LISTED RECORDS:
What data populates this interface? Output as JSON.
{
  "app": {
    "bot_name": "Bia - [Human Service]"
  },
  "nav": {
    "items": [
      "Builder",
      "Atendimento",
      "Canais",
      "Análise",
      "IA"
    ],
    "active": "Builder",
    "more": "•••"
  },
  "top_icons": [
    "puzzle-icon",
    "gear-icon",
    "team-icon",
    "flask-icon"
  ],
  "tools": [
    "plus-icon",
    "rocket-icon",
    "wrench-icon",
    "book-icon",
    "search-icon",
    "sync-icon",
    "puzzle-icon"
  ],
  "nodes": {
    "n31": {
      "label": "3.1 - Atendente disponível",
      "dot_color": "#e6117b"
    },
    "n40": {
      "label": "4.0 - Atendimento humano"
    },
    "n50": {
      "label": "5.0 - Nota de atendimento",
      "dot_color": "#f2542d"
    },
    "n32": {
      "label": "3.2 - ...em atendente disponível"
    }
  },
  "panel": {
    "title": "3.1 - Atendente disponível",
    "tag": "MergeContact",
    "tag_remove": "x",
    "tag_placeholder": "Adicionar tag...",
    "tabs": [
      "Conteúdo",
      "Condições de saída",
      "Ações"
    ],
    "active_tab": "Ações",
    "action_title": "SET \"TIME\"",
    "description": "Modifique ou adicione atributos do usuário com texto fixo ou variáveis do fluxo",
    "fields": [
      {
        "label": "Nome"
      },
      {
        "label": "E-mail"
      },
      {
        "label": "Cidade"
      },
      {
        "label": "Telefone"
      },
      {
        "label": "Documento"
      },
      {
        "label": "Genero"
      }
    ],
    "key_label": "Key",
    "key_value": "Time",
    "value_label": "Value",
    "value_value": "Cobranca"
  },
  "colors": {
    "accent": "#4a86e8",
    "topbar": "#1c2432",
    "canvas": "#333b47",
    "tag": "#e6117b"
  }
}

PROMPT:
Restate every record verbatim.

SOLUTION TO THE PROBLEM:
What data populates this interface? Output as JSON.
{
  "app": {
    "bot_name": "Bia - [Human Service]"
  },
  "nav": {
    "items": [
      "Builder",
      "Atendimento",
      "Canais",
      "Análise",
      "IA"
    ],
    "active": "Builder",
    "more": "•••"
  },
  "top_icons": [
    "puzzle-icon",
    "gear-icon",
    "team-icon",
    "flask-icon"
  ],
  "tools": [
    "plus-icon",
    "rocket-icon",
    "wrench-icon",
    "book-icon",
    "search-icon",
    "sync-icon",
    "puzzle-icon"
  ],
  "nodes": {
    "n31": {
      "label": "3.1 - Atendente disponível",
      "dot_color": "#e6117b"
    },
    "n40": {
      "label": "4.0 - Atendimento humano"
    },
    "n50": {
      "label": "5.0 - Nota de atendimento",
      "dot_color": "#f2542d"
    },
    "n32": {
      "label": "3.2 - ...em atendente disponível"
    }
  },
  "panel": {
    "title": "3.1 - Atendente disponível",
    "tag": "MergeContact",
    "tag_remove": "x",
    "tag_placeholder": "Adicionar tag...",
    "tabs": [
      "Conteúdo",
      "Condições de saída",
      "Ações"
    ],
    "active_tab": "Ações",
    "action_title": "SET \"TIME\"",
    "description": "Modifique ou adicione atributos do usuário com texto fixo ou variáveis do fluxo",
    "fields": [
      {
        "label": "Nome"
      },
      {
        "label": "E-mail"
      },
      {
        "label": "Cidade"
      },
      {
        "label": "Telefone"
      },
      {
        "label": "Documento"
      },
      {
        "label": "Genero"
      }
    ],
    "key_label": "Key",
    "key_value": "Time",
    "value_label": "Value",
    "value_value": "Cobranca"
  },
  "colors": {
    "accent": "#4a86e8",
    "topbar": "#1c2432",
    "canvas": "#333b47",
    "tag": "#e6117b"
  }
}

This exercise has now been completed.